Vessels in port
Port of Tallinn eyes LNG terminal in Paldiski
Estonia’s Port of Tallinn (Tallinna Sadam) and AS Alexela Invest have signed a memorandum of understanding to jointly working on the possibility of the development of an LNG terminal to serve LNG tankers and bunkering, and establishing port facilities for loading and unloading LNG on the Pakri peninsula by the Lahepere bay in Paldiski.
Port of Tallinn to invest 1.8 mln euros in Paldiski South Harbour
This week (27/06/2014) the Supervisory Board of AS Tallinna Sadam approved the 1.8 million euro investment in bottom dredging of the water area of Paldiski South Harbour, which will allow larger vessels than before – with the gross tonnage up to 75 000 GT – to be docked in the harbour, reported BC port’s press service. The investment aimed at increasing competitive ability of Paldiski South Harbour will support bottom dredging of the turning ring and the channel of the water area of the port from the current 13.5 metres to 14.5 metres. At the moment Paldiski South Harbour is mainly used for handling of ro-ro goods, scrap metal, timber, peat and petroleum products. Another important area of activity is transit and pre-sale service of new cars intended for neighbouring markets. The investment in increase of capacity of Paldiski South Harbour will allow to satisfy future needs of existing customers and to increase attractiveness of the harbour for new customers.

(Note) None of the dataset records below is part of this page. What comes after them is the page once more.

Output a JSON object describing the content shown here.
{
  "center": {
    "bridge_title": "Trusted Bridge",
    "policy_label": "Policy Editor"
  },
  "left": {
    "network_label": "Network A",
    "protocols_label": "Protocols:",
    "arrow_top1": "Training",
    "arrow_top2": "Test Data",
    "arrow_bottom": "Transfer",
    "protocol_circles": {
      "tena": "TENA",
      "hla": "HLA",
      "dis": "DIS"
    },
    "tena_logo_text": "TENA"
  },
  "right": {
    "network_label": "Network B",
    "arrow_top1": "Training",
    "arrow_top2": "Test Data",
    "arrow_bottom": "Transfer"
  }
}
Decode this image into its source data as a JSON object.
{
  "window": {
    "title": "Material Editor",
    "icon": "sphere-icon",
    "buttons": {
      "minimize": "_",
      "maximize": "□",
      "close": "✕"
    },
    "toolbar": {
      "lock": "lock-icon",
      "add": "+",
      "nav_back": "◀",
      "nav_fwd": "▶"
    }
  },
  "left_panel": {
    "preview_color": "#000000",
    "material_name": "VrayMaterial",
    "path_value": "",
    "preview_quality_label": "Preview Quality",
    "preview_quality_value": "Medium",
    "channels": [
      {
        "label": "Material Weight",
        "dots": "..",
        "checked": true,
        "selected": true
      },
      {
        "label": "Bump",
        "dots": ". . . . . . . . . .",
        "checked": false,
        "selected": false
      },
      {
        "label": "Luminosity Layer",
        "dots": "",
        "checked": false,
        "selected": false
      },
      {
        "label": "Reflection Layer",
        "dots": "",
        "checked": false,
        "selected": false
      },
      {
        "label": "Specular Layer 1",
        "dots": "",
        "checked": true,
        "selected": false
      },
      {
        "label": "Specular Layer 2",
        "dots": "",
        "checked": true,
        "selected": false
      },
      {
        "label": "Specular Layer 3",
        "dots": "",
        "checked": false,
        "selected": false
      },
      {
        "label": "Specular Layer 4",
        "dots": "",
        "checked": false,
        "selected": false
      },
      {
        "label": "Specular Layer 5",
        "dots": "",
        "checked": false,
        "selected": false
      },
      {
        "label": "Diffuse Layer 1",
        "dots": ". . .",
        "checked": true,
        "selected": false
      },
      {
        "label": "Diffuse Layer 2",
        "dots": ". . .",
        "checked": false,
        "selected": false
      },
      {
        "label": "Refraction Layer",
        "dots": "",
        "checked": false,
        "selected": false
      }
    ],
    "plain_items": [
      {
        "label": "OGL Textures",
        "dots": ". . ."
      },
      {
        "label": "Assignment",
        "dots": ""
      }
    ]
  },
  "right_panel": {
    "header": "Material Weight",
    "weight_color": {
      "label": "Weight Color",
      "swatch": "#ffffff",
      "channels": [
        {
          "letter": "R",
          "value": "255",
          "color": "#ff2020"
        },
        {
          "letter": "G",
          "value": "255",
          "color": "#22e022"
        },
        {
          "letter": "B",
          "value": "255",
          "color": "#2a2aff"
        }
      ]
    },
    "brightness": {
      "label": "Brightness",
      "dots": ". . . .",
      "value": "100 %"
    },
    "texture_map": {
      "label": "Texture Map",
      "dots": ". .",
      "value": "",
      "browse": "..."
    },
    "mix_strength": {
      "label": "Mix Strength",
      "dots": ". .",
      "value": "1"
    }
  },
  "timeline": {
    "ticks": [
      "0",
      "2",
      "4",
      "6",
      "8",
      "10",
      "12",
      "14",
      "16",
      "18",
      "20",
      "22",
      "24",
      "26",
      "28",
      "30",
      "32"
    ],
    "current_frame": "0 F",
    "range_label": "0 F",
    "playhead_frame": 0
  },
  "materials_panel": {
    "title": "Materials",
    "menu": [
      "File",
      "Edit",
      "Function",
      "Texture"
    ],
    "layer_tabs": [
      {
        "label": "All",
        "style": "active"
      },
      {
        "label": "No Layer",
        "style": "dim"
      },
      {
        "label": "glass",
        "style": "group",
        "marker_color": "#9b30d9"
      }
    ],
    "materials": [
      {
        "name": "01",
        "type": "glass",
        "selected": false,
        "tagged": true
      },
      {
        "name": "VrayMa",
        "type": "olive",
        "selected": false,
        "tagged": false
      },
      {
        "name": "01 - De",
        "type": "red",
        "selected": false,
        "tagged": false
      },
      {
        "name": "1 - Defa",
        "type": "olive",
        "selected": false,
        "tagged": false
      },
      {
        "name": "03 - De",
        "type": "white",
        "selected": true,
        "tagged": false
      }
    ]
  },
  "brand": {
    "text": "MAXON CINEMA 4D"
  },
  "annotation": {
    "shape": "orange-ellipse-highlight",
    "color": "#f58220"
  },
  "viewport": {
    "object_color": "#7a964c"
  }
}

Estonia, Finland sign accord on building joint LNG terminals
Estonia and Finland signed an agreement on building two new liquefied natural gas (LNG) terminals on either side of the Gulf of Finland and a pipeline connecting the two countries. The countries have competed for more than a year over a project to build a new liquefied natural gas (LNG) terminal and the Estonian Economy Minister Juhan Parts made the compromise proposal in January this year. "The intent of the signed Memorandum of Understanding is for cooperation between the Estonian and Finnish LNG terminal developers to build liquefied natural gas terminals on both sides of the Gulf of Finland," the Estonian economy ministry said in a statement. The ministry added that by the end of May the project developers, Finland's Gasum and Estonia's Paldiski terminal developer, must present the joint project's technical and economic details to their respective countries' regulators and the European Commission. Analysts say the region's gas demand only warrants one LNG import terminal, in terms of construction costs and gas import prices. A single LNG terminal is estimated to cost around 500 million euros ($690.58 million) and provides an alternative to gas supplies from Russia. A pipeline that would allow Finland and Estonia to share imports would cost some 100 million euros. The European Union could fund up to 40 percent of a regional terminal provided it serves the interests of more than one country, and there are several Baltic states vying for funds. Finland and the three Baltic states of Estonia, Latvia and Lithuania consume about 10 billion cubic metres of gas per year, all currently supplied by Russia's Gazprom. Source: ReutersUpload News